Update: June 8, 2020: The North American Olive Oil Association also filed a standard of identity petition with the FDA. The group, whose members represent the majority of olive oil sold in the United States, included consumer research that found consumers were confused about olive oil terminology and origin.
- A U.S. olive growers association and Deoleo, the largest global producer of olive oil, have jointly submitted a citizen petition to the FDA asking the agency to adopt science-based, enforceable standards for olive oil. They said such standards would ensure consumers know the quality of what they're buying.
- "Buying quality extra virgin olive oil is hard, but not because there aren't quality products on supermarket shelves. It's because there are just no rules to stop bad actors from misrepresenting what they're selling," Adam Englehardt, chairman of the American Olive Oil Producers Association, said in a release.
- The FDA could decide to adopt standards of identity for olive oil, as it has for other products such as canned tuna and bottled water, following a public comment period and adoption of a final rule. If that happened, it would be the first time the federal agency has regulated olive oil, the release noted.
Olive oil producers have been fighting against misleading labeling and misrepresented quality for a long time, so this could be their chance to finally establish standards of identity for their product and potentially cut down on these problems.
This petition was partly sparked by a 2015 National Consumers League investigation that found that six of 11 U.S. and European brands it tested misrepresented the extra virgin quality grade on their products. That investigation led to a separate four-year audit of olive oil products between 2015 and 2019 that found half of them failed to meet international quality standards, according to the release.
Olive oil brands understandably don't want their industry's credibility damaged by those trying to push adulterated or lesser-quality products on consumers. Ignacio Silva, president and CEO of Deoleo, said in the release that the absence of an enforceable regulatory environment makes it difficult for consumers to determine quality. If approved, the FDA citizen petition could lead to higher quality across the category and help to restore consumer trust in olive oil.
Currently, the USDA regulates grades of olive oil in the U.S. and describes the quality of each based on flavor, odor, oleic acid content and other variables. In other countries where olive oil is produced — mainly Spain, Italy, Greece and France — the International Olive Oil Council sets quality standards based on production method, acidity content and flavor.
Establishing standards of identity for olive oil could help by providing regulatory definitions of what the various grades mean. This could enhance authenticity and accurate labeling for extra virgin and virgin olive oil, the petition says.

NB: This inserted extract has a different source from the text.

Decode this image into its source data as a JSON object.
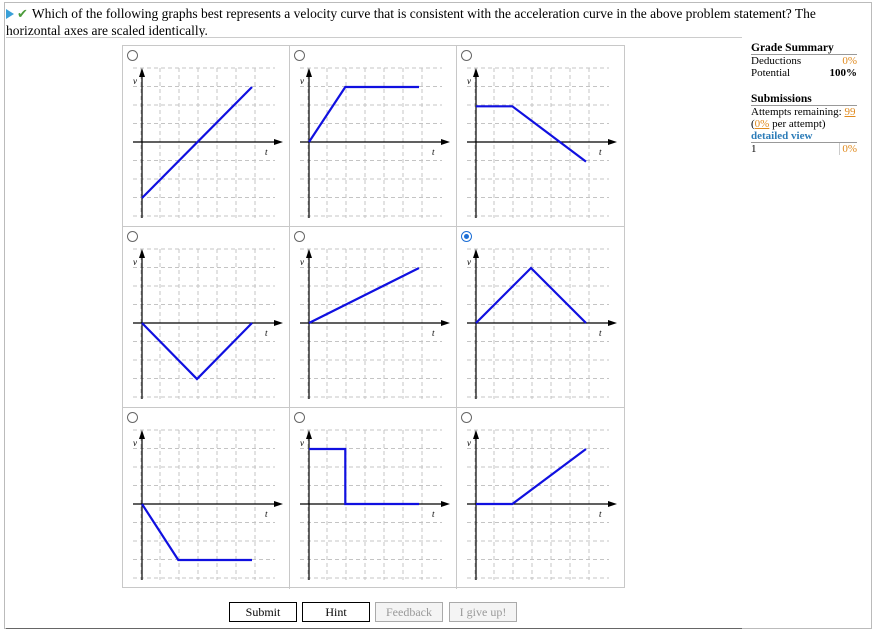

Deoleo has been pushing for this since they have faced controversy on this issue in recent years. The Spanish company, which produces Bertolli and Carapelli olive oil products, won legal challenges over the quality of those two brands sold in the U.S. One was a permanent injunction against false and misleading statements circulated on social media, and the other dismissed a mislabeling lawsuit. Deoleo also countered claims posted on social media that 2010 lab tests done at the University of California-Davis showed Bertolli olive oil to be "fake." The company called this a misreading of the facts and "character assassination" of a 150-year-old brand.
Other industries are also seeking standards of identity for their products. Former FDA Commissioner Scott Gottlieb said last year the agency would be reviewing and modernizing its standards of identity. The agency recently held a public hearing to gather input on the process and representatives from canned tuna, bottled water, plant-based milk and beef gathered to argue that the current standards are out of date.
The process of updating existing standards of identity, getting rid of outmoded ones and adopting new ones is likely to take quite a while, but there seems to be a growing consensus that it's overdue. Movement in this area might benefit the olive oil industry and others looking to enforce quality standards for their products and bolster consumer trust.